** Opening GIVEN RECORDS block **
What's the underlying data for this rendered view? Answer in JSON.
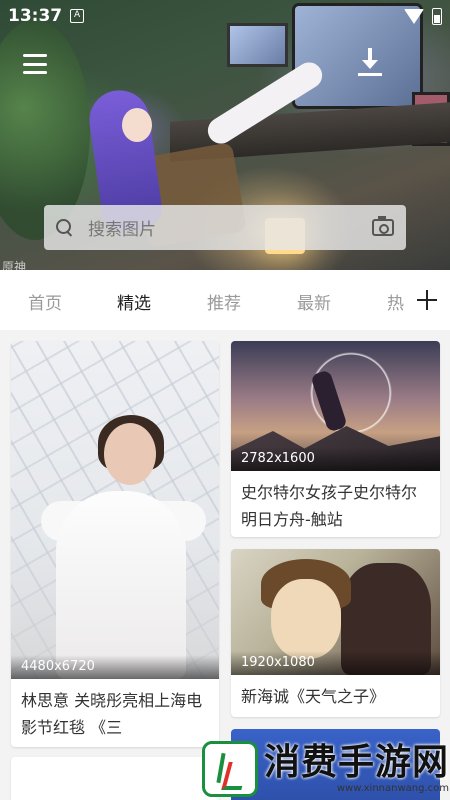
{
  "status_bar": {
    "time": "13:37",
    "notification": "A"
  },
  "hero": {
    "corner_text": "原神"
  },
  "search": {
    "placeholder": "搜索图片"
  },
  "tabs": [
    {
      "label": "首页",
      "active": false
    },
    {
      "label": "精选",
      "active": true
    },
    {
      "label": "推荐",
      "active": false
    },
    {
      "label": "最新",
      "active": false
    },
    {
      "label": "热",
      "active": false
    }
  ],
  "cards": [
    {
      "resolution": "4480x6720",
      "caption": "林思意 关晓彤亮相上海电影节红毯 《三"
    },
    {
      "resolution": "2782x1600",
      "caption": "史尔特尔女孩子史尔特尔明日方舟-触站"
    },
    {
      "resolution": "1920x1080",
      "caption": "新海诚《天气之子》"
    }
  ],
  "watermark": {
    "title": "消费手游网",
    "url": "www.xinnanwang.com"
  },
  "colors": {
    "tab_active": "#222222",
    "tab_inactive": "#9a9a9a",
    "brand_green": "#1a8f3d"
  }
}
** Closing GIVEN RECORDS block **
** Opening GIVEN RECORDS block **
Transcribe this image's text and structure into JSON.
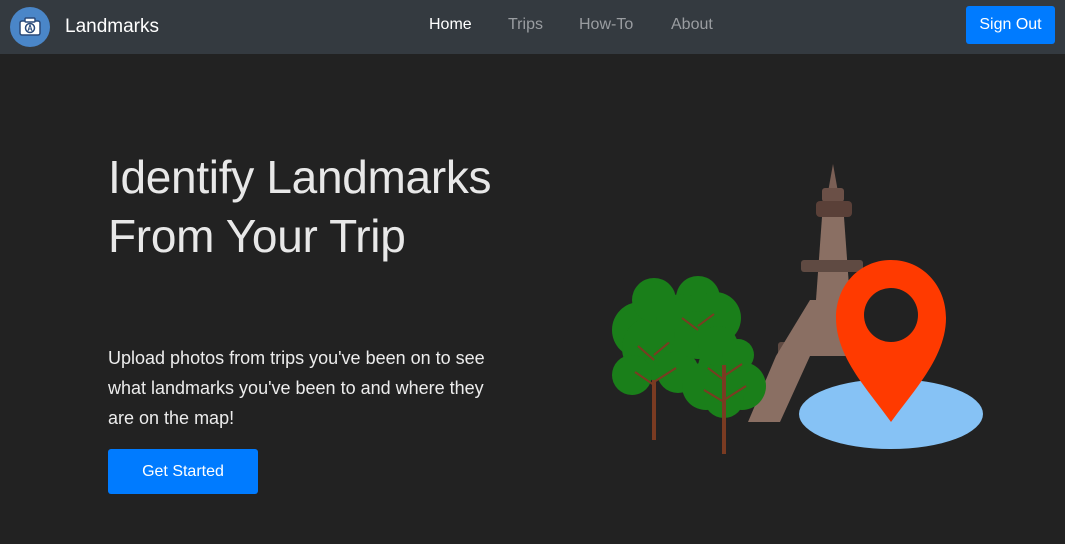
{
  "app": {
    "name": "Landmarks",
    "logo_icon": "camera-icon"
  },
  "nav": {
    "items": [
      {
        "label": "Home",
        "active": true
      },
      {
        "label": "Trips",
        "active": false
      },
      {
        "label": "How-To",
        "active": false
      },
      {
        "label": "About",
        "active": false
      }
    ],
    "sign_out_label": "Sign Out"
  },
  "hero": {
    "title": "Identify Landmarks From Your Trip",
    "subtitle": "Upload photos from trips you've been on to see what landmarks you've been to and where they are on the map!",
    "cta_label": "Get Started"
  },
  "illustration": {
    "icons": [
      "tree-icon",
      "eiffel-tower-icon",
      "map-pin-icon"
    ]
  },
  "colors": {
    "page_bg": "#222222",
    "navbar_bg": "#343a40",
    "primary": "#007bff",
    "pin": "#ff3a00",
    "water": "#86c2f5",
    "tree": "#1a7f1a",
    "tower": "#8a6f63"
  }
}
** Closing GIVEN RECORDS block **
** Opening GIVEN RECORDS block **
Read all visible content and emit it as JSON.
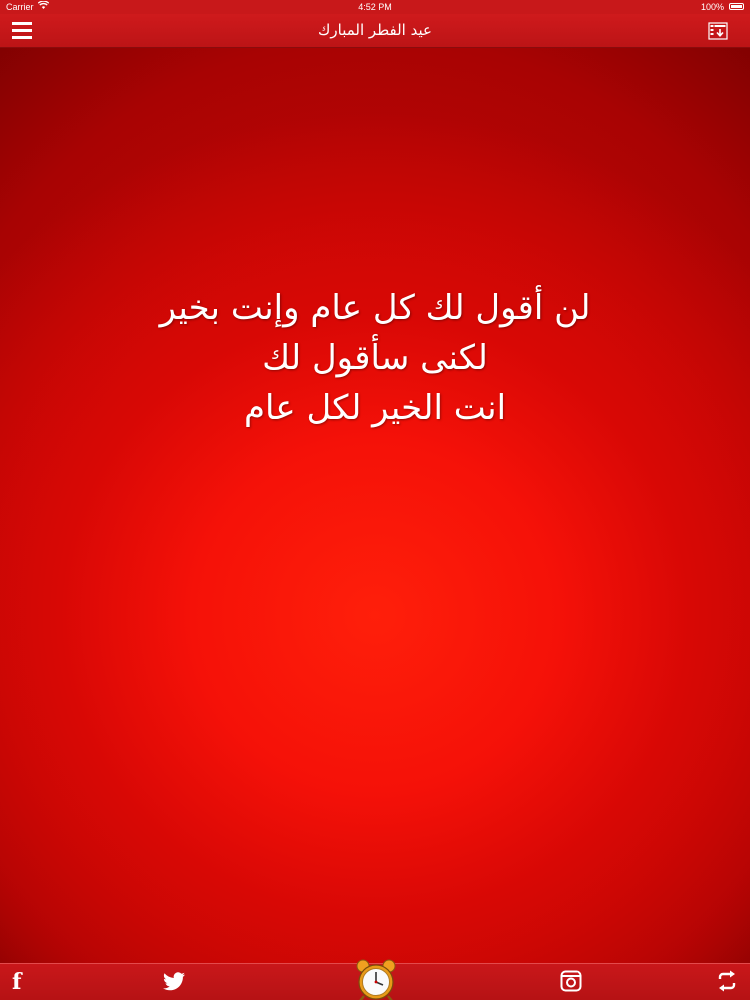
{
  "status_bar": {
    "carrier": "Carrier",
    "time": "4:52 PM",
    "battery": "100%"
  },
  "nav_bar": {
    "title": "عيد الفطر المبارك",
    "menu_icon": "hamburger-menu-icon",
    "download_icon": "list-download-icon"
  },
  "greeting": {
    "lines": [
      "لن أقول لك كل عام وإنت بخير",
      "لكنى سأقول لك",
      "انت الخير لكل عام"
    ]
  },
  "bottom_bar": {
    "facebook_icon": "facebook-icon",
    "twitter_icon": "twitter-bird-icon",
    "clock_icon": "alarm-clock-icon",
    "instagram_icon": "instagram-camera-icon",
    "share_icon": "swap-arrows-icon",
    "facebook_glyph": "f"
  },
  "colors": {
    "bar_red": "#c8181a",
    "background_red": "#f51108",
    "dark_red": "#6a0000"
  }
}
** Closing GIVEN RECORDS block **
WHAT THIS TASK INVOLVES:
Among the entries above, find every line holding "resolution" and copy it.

FINAL ANSWER:
      "resolution": "4480x6720",
      "resolution": "2782x1600",
      "resolution": "1920x1080",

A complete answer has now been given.